Deposits and uses

Aerinite is a rare mineral. It has been found in several deposits in the Spanish Pyrenees of Huesca and Lleida, as in Estopiñán del Castillo, Camporrells, Juseu and Tartareu. In France, the site is important from St. Pendelon, in the Landes.[8] Aerinite was used as a blue pigment in Romanesque paintings in many churches in the Spain, and also in some French, including the most famous of them, the Pantocrator in the church of San Clemente de Tahull.[9]

References

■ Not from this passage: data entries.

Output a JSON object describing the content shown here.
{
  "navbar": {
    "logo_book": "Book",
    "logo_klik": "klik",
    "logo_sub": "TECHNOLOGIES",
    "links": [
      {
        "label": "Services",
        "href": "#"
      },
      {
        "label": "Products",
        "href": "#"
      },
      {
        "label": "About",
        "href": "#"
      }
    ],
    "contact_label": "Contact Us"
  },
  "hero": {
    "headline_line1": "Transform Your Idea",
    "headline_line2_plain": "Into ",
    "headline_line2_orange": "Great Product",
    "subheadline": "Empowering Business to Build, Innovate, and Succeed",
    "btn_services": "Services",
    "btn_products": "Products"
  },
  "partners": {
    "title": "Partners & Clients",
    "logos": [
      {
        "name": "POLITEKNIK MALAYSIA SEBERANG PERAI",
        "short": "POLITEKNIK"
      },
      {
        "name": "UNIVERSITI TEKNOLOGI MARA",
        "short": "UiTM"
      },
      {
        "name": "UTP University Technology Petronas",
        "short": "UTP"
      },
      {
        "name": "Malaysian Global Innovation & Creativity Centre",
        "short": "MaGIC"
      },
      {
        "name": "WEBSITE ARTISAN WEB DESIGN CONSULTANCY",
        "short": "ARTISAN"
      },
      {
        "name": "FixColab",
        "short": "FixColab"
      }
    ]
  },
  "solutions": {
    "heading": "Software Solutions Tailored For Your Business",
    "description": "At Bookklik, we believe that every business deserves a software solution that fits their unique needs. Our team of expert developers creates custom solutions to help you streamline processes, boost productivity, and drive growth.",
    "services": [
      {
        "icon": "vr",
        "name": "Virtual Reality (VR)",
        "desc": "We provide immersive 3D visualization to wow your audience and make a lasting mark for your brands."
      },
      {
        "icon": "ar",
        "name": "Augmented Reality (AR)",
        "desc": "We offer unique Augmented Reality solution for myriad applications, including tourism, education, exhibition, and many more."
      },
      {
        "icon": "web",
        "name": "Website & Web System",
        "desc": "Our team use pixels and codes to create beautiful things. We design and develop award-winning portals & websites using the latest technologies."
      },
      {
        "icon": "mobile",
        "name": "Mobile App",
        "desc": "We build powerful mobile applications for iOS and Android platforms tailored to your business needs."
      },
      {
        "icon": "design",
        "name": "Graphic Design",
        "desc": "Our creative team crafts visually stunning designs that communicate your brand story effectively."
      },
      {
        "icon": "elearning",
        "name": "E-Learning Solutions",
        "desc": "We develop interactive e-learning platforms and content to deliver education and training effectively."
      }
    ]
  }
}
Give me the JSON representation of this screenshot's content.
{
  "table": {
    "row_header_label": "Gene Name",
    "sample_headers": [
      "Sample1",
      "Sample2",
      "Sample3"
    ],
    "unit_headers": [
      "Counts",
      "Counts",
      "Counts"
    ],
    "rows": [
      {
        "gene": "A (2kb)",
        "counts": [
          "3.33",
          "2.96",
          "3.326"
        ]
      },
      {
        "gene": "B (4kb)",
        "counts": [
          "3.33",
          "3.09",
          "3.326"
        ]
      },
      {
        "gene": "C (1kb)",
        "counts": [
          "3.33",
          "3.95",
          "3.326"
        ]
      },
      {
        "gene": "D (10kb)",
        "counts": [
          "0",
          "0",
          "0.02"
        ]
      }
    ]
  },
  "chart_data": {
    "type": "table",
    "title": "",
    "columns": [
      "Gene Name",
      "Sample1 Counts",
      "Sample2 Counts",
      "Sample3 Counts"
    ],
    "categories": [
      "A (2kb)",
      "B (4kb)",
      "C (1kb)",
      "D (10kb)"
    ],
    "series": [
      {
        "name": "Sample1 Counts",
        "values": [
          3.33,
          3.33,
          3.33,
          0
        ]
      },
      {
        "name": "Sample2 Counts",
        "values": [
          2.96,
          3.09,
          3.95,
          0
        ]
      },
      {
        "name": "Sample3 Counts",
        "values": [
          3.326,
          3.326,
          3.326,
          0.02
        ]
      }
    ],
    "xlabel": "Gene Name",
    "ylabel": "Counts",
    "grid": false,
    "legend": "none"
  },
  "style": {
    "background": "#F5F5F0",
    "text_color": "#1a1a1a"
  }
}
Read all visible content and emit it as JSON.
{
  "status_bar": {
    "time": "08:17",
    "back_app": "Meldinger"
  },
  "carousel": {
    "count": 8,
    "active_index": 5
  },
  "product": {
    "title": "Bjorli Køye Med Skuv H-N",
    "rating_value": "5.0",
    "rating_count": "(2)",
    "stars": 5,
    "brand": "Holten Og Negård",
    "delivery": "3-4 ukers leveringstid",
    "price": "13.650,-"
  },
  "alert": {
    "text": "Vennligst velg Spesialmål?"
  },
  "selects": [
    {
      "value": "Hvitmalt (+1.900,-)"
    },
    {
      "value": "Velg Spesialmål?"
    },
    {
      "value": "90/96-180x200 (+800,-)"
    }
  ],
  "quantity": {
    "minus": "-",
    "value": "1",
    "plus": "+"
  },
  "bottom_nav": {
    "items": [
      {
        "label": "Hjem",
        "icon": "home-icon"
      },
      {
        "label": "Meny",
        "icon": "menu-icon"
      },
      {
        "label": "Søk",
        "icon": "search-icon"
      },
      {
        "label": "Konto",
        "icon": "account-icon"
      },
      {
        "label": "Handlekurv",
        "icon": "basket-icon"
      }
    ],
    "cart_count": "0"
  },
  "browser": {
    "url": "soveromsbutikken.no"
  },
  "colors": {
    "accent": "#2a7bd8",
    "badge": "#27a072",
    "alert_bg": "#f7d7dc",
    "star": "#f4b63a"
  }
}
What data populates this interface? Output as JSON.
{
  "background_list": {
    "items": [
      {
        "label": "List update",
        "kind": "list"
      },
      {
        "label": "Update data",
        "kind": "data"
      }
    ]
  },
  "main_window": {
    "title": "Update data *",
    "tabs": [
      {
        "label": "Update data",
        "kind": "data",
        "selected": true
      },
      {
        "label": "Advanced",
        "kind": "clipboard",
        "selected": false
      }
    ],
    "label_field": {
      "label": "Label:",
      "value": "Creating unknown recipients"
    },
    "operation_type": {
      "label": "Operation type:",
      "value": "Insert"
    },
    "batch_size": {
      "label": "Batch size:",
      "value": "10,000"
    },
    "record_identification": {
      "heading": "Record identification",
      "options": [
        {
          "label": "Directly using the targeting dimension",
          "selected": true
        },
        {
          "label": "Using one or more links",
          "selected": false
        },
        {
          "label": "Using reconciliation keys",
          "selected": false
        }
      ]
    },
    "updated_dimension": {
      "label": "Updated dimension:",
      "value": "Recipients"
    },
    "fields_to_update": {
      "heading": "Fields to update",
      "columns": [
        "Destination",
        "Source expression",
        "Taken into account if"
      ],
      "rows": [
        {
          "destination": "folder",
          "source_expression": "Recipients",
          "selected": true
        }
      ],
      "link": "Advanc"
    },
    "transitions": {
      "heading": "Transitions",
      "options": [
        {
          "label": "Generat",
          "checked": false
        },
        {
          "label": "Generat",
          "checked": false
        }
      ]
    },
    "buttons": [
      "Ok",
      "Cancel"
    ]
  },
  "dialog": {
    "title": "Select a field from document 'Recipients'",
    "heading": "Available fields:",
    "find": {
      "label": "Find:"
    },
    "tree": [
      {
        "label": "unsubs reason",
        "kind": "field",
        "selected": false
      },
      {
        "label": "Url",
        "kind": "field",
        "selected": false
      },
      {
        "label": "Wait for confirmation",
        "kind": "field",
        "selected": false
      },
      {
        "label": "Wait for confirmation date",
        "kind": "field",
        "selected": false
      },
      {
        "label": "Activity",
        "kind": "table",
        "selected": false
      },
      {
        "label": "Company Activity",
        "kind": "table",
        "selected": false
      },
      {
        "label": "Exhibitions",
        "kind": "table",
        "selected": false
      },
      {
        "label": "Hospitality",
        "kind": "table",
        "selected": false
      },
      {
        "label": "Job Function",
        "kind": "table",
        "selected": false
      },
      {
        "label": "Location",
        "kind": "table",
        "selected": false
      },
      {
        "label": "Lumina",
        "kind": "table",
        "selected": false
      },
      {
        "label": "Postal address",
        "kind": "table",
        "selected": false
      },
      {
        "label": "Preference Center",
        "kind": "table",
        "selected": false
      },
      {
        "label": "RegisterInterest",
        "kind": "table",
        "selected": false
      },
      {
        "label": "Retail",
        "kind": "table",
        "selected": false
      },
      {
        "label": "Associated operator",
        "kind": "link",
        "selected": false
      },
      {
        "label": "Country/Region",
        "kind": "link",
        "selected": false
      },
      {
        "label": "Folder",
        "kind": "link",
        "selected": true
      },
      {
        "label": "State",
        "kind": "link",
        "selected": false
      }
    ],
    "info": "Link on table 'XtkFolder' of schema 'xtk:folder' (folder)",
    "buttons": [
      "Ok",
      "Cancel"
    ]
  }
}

  1. 1.0 1.1 1.2 Aerinite. Mindat.org
  2. 2.0 2.1 Aerinite. Handbook of Mineralogy
  3. Aerinite. Webmineral
  4. Rius, Jordi; Elkaim, Erik; Torrelles, Xavier (23 February 2004). "Structure determination of the blue mineral pigment aerinite from synchrotron powder diffraction data: The solution of an old riddle". European Journal of Mineralogy 16 (1): 127–134. doi:10.1127/0935-1221/2004/0016-0127. Bibcode2004EJMin..16..127R. 
  5. Warr, L.N. (2021). "IMA-CNMNC approved mineral symbols". Mineralogical Magazine 85: 291-320. https://www.cambridge.org/core/journals/mineralogical-magazine/article/imacnmnc-approved-mineral-symbols/62311F45ED37831D78603C6E6B25EE0A. 
  6. Lasaulx, A.v. (1876). "Aërinit, ein neues Mineral". Neues Jahrbuch für Mineralogie, Geologie und Paläontologie: 352–358. 
  7. Vidal, Luis Mariano (1882). "Yacimiento de la aerinita". Boletín de la Comisión del Mapa Geológico de España 9: 113–121. 
  8. Calvo, Miguel (2018). Minerales y Minas de España. Silicatos. Escuela Técnica Superior de Ingenieros de Minas de Madrid. Fundación Gómez Pardo. pp. 298–303. 
  9. Calvo, Miguel (2017). "Aerinita, la piedra azul del Pirineo". Naturaleza Aragonesa 34: 63–68. https://www.researchgate.net/publication/350845987.